Entries supplied.
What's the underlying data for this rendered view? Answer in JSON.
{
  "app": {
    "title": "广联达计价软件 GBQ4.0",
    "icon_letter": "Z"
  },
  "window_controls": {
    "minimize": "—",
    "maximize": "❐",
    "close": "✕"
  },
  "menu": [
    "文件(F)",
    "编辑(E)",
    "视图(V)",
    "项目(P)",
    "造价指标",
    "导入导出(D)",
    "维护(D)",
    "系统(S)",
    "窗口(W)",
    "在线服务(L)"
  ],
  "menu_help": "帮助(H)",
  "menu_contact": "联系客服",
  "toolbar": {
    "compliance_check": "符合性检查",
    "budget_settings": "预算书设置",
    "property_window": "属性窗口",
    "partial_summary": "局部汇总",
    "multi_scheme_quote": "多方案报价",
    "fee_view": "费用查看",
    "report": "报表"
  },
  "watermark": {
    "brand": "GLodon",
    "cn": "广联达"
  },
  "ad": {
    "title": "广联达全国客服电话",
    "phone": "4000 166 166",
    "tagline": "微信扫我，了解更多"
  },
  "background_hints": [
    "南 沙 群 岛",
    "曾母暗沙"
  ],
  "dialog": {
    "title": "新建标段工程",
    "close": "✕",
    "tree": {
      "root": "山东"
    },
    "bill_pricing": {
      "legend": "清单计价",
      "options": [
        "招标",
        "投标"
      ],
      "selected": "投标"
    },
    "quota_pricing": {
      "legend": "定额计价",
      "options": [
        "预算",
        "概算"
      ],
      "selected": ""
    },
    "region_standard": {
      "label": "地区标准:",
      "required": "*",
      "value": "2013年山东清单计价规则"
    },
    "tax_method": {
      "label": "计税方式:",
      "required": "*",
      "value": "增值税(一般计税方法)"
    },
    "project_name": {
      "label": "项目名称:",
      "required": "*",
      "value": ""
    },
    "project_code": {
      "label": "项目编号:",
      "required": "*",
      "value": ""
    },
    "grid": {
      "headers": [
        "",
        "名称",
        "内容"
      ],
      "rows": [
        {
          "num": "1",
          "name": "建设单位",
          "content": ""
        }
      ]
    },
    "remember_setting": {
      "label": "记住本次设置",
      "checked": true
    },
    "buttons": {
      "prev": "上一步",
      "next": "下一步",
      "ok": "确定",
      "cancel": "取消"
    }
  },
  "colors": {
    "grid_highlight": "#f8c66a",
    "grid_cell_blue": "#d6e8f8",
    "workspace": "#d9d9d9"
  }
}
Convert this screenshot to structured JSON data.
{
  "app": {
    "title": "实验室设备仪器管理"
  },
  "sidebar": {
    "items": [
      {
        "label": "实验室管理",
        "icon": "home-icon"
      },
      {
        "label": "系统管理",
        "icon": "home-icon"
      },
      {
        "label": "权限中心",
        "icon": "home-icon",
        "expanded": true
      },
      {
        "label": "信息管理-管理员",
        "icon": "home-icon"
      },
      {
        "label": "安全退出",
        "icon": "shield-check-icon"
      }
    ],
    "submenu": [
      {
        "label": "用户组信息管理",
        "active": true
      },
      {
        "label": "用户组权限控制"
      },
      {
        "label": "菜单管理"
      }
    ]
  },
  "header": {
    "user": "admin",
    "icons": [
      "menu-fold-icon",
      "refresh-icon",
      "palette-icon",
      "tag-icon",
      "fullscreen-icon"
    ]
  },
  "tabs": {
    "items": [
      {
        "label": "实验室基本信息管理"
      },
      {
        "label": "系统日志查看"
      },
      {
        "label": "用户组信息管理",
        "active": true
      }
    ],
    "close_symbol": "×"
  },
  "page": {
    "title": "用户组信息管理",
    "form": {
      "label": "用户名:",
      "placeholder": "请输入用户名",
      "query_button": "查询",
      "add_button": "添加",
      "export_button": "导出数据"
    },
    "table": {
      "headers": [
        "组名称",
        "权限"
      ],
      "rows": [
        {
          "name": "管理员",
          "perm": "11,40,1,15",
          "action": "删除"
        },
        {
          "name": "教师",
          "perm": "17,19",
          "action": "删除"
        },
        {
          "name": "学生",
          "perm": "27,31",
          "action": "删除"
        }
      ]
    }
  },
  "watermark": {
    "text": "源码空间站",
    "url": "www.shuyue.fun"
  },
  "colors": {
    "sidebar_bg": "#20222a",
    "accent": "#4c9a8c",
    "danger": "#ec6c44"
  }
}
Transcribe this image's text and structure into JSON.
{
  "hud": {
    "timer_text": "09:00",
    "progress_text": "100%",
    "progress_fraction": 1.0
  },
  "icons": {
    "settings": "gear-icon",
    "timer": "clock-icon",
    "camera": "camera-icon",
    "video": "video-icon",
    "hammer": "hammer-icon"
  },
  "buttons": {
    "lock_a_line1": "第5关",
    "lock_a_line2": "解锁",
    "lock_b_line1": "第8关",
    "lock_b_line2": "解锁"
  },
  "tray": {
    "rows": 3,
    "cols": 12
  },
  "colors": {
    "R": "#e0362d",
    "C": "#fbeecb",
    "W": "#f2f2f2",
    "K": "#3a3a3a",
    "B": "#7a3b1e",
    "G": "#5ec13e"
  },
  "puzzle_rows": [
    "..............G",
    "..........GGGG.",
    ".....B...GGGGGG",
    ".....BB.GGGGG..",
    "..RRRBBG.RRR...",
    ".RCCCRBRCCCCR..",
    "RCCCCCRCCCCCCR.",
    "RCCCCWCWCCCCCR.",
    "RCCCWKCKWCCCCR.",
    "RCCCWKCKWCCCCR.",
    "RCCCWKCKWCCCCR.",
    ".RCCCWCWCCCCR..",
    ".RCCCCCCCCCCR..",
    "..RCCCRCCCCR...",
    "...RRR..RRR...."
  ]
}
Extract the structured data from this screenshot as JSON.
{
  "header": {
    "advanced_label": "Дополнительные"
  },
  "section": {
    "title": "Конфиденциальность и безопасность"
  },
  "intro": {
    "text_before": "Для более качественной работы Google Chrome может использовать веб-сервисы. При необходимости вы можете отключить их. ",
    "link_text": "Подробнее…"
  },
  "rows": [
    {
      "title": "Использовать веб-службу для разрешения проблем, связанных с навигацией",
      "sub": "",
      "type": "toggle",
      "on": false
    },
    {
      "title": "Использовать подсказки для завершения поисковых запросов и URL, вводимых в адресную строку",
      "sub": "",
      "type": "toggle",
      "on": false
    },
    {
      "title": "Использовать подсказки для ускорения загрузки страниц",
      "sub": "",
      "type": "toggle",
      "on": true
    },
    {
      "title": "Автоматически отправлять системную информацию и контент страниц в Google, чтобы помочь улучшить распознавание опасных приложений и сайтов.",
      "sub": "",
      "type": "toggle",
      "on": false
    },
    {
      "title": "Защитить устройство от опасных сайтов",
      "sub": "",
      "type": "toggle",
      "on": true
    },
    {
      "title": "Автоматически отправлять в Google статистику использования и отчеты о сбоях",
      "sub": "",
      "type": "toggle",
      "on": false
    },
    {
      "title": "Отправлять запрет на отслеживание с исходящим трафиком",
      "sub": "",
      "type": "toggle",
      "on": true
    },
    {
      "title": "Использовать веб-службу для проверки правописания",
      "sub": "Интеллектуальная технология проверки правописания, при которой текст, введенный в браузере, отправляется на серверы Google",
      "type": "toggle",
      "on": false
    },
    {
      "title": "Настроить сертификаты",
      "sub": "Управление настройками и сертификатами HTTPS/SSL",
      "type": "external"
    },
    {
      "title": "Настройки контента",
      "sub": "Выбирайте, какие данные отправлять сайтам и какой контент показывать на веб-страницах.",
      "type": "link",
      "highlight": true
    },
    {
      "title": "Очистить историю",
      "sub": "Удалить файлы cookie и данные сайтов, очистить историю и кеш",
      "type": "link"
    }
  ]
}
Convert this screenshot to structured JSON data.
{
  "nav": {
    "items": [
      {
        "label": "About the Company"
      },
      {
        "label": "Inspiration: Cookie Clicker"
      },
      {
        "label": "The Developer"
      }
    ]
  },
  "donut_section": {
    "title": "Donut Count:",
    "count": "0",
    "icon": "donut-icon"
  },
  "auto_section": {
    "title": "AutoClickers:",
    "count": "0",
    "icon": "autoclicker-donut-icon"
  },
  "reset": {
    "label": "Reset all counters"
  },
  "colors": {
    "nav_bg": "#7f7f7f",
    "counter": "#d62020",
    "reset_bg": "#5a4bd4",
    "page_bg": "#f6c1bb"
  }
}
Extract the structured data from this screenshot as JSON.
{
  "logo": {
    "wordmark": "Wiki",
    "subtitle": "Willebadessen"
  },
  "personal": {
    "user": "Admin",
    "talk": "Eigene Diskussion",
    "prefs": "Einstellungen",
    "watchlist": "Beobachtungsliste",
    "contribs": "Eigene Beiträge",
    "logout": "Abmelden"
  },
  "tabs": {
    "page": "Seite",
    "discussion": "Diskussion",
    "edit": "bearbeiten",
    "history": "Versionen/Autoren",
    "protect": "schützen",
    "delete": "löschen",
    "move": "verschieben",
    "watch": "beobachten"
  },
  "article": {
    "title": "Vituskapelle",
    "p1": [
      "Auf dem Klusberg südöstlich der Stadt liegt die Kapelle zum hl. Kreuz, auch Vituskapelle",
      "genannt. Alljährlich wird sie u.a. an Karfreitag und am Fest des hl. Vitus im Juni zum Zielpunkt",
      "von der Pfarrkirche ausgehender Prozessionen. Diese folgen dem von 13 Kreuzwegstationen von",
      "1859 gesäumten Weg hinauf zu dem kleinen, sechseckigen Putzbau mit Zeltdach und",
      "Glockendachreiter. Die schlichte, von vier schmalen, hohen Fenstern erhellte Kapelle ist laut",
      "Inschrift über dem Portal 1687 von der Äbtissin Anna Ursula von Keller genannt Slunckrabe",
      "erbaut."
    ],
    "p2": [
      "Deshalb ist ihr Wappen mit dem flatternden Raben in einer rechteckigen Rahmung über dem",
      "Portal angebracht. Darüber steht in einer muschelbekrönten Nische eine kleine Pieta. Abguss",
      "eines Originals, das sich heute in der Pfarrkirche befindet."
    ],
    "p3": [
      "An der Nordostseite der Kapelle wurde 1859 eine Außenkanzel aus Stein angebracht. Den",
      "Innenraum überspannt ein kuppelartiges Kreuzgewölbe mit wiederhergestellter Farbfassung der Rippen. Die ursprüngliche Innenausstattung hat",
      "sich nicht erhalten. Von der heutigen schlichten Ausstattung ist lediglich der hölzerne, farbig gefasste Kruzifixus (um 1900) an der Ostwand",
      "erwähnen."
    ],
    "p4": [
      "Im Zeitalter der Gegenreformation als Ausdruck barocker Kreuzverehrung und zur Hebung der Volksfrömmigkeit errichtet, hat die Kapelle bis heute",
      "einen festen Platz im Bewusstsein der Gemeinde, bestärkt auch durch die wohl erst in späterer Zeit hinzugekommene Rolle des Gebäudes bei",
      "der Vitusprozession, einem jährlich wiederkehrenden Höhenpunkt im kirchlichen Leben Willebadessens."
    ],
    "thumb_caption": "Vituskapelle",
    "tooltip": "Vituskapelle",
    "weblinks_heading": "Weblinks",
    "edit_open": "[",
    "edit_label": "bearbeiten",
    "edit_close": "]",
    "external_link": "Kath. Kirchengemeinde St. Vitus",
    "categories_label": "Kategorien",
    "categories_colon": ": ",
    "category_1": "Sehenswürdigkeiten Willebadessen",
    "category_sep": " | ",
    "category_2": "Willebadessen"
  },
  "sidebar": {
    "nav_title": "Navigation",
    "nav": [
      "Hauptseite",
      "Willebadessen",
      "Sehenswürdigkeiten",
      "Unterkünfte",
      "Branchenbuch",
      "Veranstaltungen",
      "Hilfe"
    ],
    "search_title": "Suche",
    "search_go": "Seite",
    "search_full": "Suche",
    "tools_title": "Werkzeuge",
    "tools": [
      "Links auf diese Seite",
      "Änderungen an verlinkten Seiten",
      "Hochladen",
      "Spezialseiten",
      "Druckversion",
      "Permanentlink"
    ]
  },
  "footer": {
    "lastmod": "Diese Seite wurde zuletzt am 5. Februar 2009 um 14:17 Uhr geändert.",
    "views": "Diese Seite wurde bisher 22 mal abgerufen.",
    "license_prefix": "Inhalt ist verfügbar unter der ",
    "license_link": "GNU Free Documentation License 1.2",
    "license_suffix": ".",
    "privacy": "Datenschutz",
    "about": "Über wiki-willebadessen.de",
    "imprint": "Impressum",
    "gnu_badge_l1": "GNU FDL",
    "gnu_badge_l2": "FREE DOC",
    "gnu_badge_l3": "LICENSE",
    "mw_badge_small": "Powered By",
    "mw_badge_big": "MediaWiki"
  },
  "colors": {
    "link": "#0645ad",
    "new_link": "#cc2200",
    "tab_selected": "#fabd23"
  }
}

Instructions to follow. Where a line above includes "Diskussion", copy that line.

Your response.
    "talk": "Eigene Diskussion",
    "discussion": "Diskussion",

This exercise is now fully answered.